More than half of searches occur on a mobile device. In today’s world, it’s already crucial for websites to be responsive, if not designed to be mobile-first. When planning your online training program, consider this delivery trend as part of the design. Especially for supplemental materials like videos or PDFs, mobile-first design will help your learners access the content on the go.
MOOCs (massive open online courses) are about the biggest — and most controversial — thing in learning now. A MOOC is a cloud-based course on the web that is widely open to an unlimited number of participants. Many of these courses are free, at least for students, or priced low. However, many of these pages charge for the final exam, giving the students the opportunity to “audit” for free or get a certificate by paying a fee.
Just as social media revolutionized the way people communicate with each other, social learning is a trend that may change the way people learn with each other. Social learning employs many of the same tools and technologies of social media and applies them to the digital classroom.
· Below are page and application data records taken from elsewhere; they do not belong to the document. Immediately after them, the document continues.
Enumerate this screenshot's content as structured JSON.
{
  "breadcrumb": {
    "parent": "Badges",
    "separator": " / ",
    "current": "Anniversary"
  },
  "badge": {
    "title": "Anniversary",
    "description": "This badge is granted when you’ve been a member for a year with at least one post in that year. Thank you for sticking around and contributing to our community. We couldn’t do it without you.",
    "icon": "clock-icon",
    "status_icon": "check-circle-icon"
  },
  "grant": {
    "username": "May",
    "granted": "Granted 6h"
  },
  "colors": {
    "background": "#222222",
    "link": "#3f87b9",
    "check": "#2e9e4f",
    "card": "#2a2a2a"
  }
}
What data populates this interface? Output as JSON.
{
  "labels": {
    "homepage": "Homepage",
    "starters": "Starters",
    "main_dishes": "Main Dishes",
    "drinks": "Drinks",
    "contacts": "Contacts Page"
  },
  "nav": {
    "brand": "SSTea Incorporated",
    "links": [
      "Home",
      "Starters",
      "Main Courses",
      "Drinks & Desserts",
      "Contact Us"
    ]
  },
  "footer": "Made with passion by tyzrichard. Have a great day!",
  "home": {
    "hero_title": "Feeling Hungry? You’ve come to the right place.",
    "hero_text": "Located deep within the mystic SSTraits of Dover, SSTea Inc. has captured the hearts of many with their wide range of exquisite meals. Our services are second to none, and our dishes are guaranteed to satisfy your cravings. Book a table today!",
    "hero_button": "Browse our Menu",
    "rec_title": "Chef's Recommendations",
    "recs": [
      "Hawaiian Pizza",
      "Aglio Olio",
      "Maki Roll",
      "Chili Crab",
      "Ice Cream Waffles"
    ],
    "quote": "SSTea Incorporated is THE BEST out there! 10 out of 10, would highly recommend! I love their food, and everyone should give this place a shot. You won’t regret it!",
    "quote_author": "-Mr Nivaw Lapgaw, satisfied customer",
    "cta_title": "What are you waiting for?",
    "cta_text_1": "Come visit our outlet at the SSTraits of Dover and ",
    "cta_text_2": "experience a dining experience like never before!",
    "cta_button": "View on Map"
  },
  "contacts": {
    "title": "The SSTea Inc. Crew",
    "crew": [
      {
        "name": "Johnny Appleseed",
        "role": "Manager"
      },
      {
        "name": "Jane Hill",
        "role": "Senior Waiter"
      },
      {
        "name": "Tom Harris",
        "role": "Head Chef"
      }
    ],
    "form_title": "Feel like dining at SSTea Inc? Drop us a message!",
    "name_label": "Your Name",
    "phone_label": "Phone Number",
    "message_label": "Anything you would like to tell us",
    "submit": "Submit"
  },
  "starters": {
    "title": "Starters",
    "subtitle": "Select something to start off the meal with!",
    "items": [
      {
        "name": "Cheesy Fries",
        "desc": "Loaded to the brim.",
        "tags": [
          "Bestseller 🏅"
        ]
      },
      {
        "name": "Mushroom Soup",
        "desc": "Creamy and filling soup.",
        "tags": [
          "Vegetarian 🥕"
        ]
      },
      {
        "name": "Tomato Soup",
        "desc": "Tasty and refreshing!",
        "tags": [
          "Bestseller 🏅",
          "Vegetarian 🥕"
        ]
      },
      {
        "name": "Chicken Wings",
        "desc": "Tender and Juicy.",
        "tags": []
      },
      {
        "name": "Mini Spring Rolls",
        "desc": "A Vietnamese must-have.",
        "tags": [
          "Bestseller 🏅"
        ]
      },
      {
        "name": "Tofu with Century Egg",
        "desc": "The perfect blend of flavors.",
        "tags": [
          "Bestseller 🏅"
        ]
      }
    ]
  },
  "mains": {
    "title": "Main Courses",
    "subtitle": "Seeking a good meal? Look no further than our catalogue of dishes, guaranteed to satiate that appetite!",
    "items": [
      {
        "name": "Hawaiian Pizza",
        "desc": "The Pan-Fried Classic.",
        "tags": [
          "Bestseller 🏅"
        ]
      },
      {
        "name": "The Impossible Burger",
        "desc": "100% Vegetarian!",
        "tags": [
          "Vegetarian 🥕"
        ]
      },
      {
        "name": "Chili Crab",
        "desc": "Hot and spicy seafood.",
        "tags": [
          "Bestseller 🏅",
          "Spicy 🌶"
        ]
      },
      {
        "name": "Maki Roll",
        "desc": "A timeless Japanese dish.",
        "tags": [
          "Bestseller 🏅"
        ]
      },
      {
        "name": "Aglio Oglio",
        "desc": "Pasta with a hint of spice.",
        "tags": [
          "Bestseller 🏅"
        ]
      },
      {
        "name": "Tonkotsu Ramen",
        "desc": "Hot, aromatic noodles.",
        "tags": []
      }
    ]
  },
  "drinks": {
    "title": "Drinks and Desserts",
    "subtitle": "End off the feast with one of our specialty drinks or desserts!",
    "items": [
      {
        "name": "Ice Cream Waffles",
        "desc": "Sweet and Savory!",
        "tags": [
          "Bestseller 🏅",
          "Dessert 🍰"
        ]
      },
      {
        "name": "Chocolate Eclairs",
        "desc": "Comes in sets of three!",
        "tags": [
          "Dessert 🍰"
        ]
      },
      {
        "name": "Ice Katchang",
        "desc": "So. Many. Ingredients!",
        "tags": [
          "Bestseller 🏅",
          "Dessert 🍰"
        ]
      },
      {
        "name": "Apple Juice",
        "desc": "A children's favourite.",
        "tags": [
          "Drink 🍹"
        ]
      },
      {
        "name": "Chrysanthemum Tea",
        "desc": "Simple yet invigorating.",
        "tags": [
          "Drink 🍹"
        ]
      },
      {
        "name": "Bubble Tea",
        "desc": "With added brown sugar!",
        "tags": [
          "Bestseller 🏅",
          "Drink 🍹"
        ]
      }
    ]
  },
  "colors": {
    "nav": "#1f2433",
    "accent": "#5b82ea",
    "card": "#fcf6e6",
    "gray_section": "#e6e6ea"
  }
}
This might include Twitter, blogs, wikis, YouTube, and Facebook.
One key benefit of this training delivery trend is that you’re bringing the content to a platform most of your staff is already familiar with. Plus, these platforms are free (with the possible exception of paying to host your blog), which is significant if you’re facing budgetary restrictions.
The Right Training Delivery Method Can Greatly Increase Your Chances of Success
As a program manager, you want to ensure that your professional development initiatives hit the mark with learners and directors alike. Working with a trusted partner can make all the difference in the success of your online learning program. If you’re ready to explore the options available for you, contact us for a free consultation.